I got my hair, I got my head
I got my brains, I got my ears
I got my eyes, I got my nose
I got my mouth, I got my smile

I don’t know what’s in store tomorrow, but I do know that I will take time out, breathe, look out for the positives when life’s daily challenges are dragging me down. Here are some tips to break out of a negative thinking pattern:

Recognise it

By recognising that you are having bad thoughts you can stop the vicious circle that can impact upon you. This vicious circle can go from having negative thoughts, to feeling negative emotions (sad, angry, vulnerable), to physical symptoms (physical tension, anxiety, breathing) all the way to changes in your behaviour (snapping at people, heavy drinking or over eating). By becoming aware of this negative pattern you can be empowered to do something.

Where positive focus goes, positive energy flows

Negative thoughts start the negative pattern. Remember you are in control. Negative thoughts thrive on attention, so to change the pattern focus on something else. Give your attention to something that is more helpful for you in that situation. Maybe say to yourself, are these thoughts helping me, are they making life easier for me?

Knowing what’s behind the thoughts

Negative thoughts are like bullies, and bullies are weak underneath. By knowing that, you can address the issue and stand up to the internal bully inside your head. Sometimes these thoughts are trying to protect us in some way, but not a helpful way.

Cut yourself some slack

What would someone you really trusted say? What would my best friend say? If I spoke to my friends the way I talk to myself would I have many friends? When I am struggling I sometimes think what my grandmother would say to me in a situation like this. You may think of someone you know that is really good in these types of situation and consider how would they handle this situation and what would they say to you?
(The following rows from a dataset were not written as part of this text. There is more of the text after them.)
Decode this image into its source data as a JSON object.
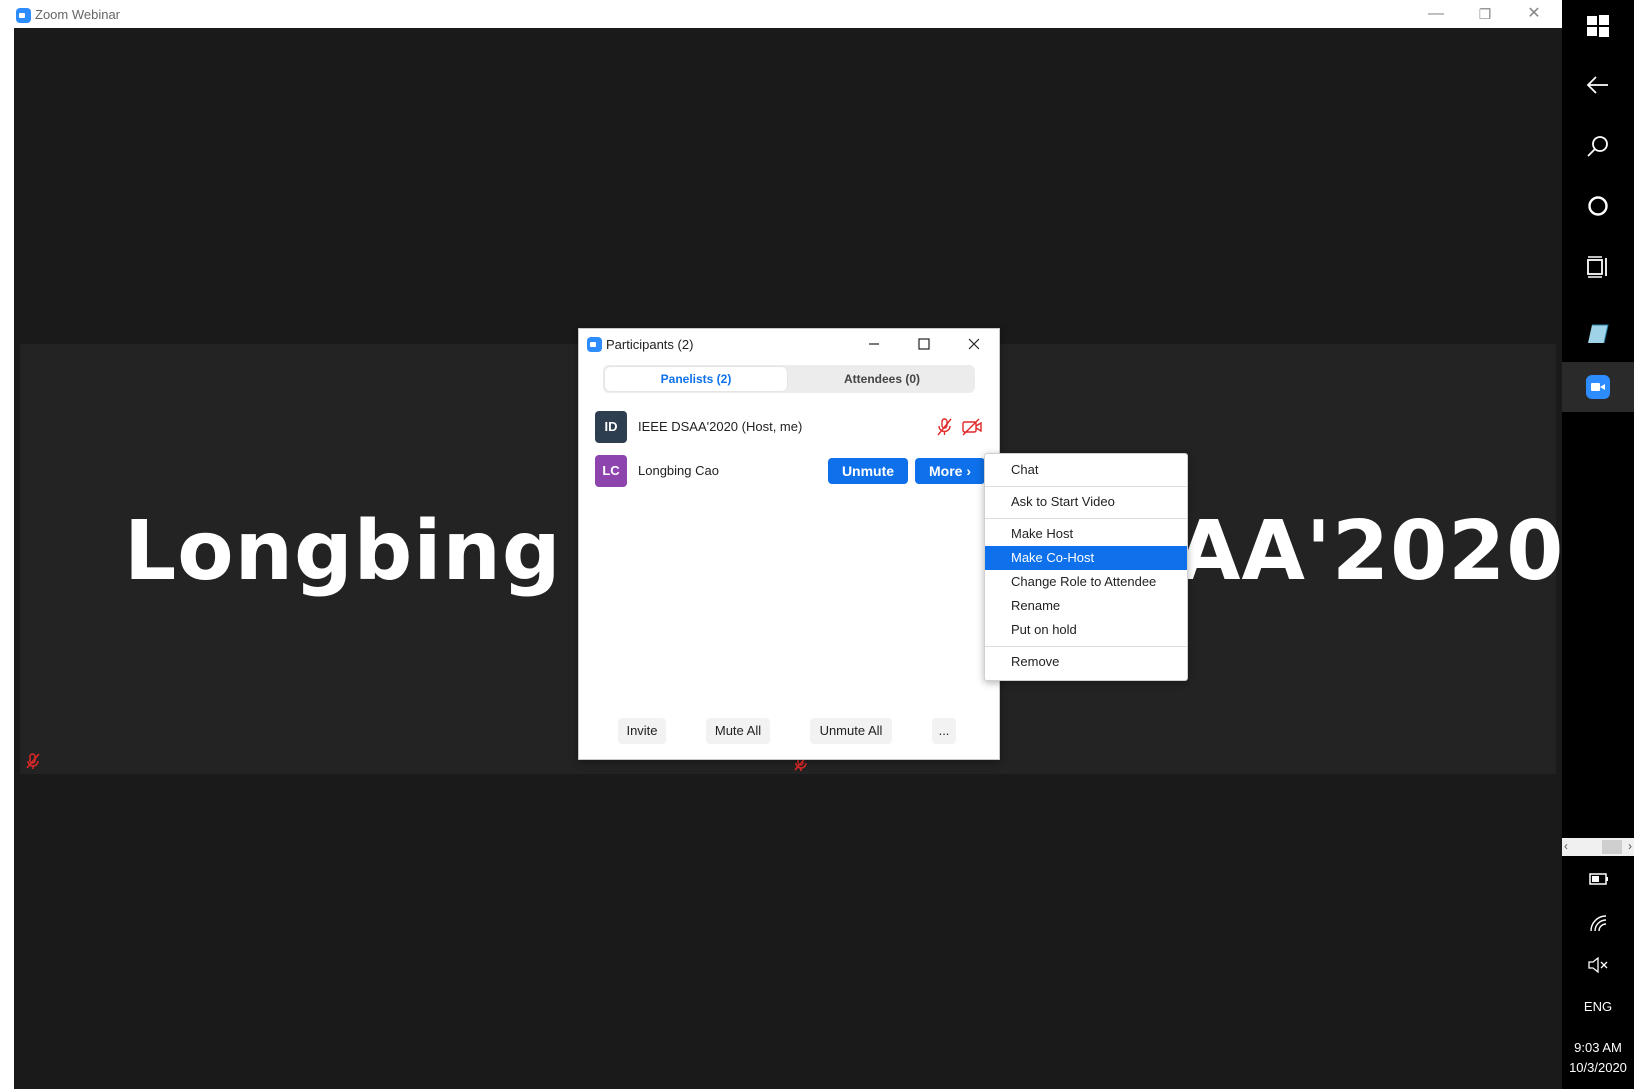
{
  "window": {
    "title": "Zoom Webinar",
    "controls": {
      "minimize": "—",
      "restore": "❐",
      "close": "✕"
    }
  },
  "stage": {
    "left_name": "Longbing C",
    "right_name": "AA'2020"
  },
  "taskbar": {
    "language": "ENG",
    "time": "9:03 AM",
    "date": "10/3/2020"
  },
  "participants": {
    "title": "Participants (2)",
    "tabs": {
      "panelists": "Panelists (2)",
      "attendees": "Attendees (0)"
    },
    "rows": [
      {
        "initials": "ID",
        "name": "IEEE DSAA'2020 (Host, me)",
        "color": "#2d3e50"
      },
      {
        "initials": "LC",
        "name": "Longbing Cao",
        "color": "#8e44ad"
      }
    ],
    "unmute": "Unmute",
    "more": "More ›",
    "footer": {
      "invite": "Invite",
      "mute_all": "Mute All",
      "unmute_all": "Unmute All",
      "more": "..."
    }
  },
  "menu": {
    "chat": "Chat",
    "ask_video": "Ask to Start Video",
    "make_host": "Make Host",
    "make_cohost": "Make Co-Host",
    "change_role": "Change Role to Attendee",
    "rename": "Rename",
    "put_on_hold": "Put on hold",
    "remove": "Remove"
  },
  "colors": {
    "accent": "#0e71eb",
    "zoom_blue": "#2d8cff",
    "muted_red": "#e02828"
  }
}
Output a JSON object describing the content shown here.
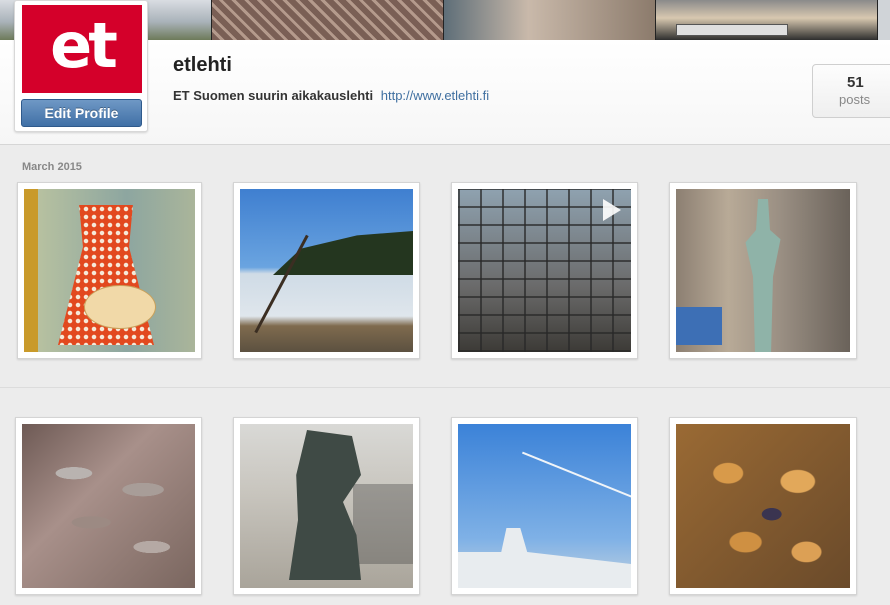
{
  "profile": {
    "username": "etlehti",
    "avatar_text": "et",
    "edit_profile_label": "Edit Profile",
    "bio_text": "ET Suomen suurin aikakauslehti",
    "bio_link": "http://www.etlehti.fi",
    "posts_count": "51",
    "posts_label": "posts"
  },
  "feed": {
    "month_label": "March 2015",
    "photos": [
      {
        "name": "photo-dress-book",
        "icon": "image"
      },
      {
        "name": "photo-frozen-lake",
        "icon": "image"
      },
      {
        "name": "photo-glass-dome",
        "icon": "video-play-icon"
      },
      {
        "name": "photo-statue",
        "icon": "image"
      },
      {
        "name": "photo-fish",
        "icon": "image"
      },
      {
        "name": "photo-bust",
        "icon": "image"
      },
      {
        "name": "photo-ship",
        "icon": "image"
      },
      {
        "name": "photo-pastries",
        "icon": "image"
      }
    ]
  },
  "colors": {
    "brand_red": "#d4002a",
    "button_blue": "#4d7db0",
    "link_blue": "#3f6fa0"
  }
}
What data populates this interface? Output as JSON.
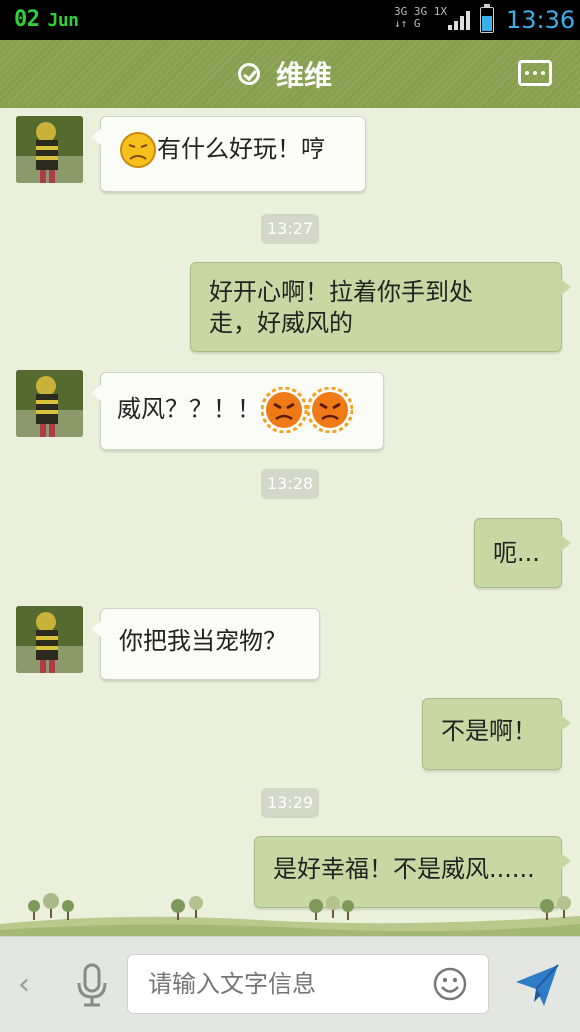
{
  "status_bar": {
    "day": "02",
    "month": "Jun",
    "network_top": "3G 3G 1X",
    "network_bottom": "↓↑ G",
    "time": "13:36",
    "battery_level": 0.7
  },
  "header": {
    "title": "维维"
  },
  "messages": [
    {
      "side": "in",
      "text": "有什么好玩！哼"
    },
    {
      "timestamp": "13:27"
    },
    {
      "side": "out",
      "line1": "好开心啊！拉着你手到处",
      "line2": "走，好威风的"
    },
    {
      "side": "in",
      "text": "威风？？！！"
    },
    {
      "timestamp": "13:28"
    },
    {
      "side": "out",
      "text": "呃..."
    },
    {
      "side": "in",
      "text": "你把我当宠物？"
    },
    {
      "side": "out",
      "text": "不是啊！"
    },
    {
      "timestamp": "13:29"
    },
    {
      "side": "out",
      "text": "是好幸福！不是威风......"
    }
  ],
  "input": {
    "placeholder": "请输入文字信息"
  },
  "colors": {
    "header": "#87a04f",
    "outgoing_bubble": "#c7d8a3",
    "incoming_bubble": "#fbfbf7",
    "time_accent": "#3ab0ea",
    "date_accent": "#2ed13a",
    "send": "#2e7cc8"
  },
  "icons": [
    "verified-icon",
    "more-icon",
    "back-icon",
    "mic-icon",
    "smiley-icon",
    "send-icon",
    "sad-emoji",
    "angry-sun-emoji"
  ]
}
Change the way you look at the situation

Ask yourself will this matter in a few months time? Are you assuming what others will think of you? People can sometimes think they have special powers such as reading other people’s minds and assume people are thinking poorly about them or feel worried about what people are thinking. Ask yourself, “ Is this based on how I am feeling or is it based on facts?”

About William

YellowWood was established by Galway man William Corless to improve the performance of their organisation and optimise individual potential. YellowWood provides clients with a 360° approach through coaching, training and business solutions. A key benefit of Yellowwood’s coaching and training services is the long term value offered to organisations from more effective time management, improved decision making, clarity on strategic direction and improved dealings with staff and stakeholders.

William Corless brings to YellowWood over fifteen years’ experience in general management, technical sales, customer service and marketing. Corless was previously Operations Manager of (National Youth Organisation) and a key player in the growth and development of the organisation. Other positions included Operations Manager of Cahergowan Developments (Hotel, Retail and Property) and General Manager Goldfish Electronics (Import and distribution of custom electronic components from Far East) A lifelong learner, he has a broad education in a variety of disciplines: Electronic Engineering, Diploma in Business (Specializing in Supply Chain), Counselling, Coaching, Neuro Linguistic Programming, Training and Psychometrics (Leadership, Team and Career Development).

William is a mentor for the Executive MBA in NUI Galway, Coaching Development and Galway Enterprise Board. William is currently the Director of Operations and Finance for the National Board of the International Coaching Federation (ICF). He is also a regular contributor to print and broadcast media and has addressed the National Forum on Resilience in Áras an Uachtaráin.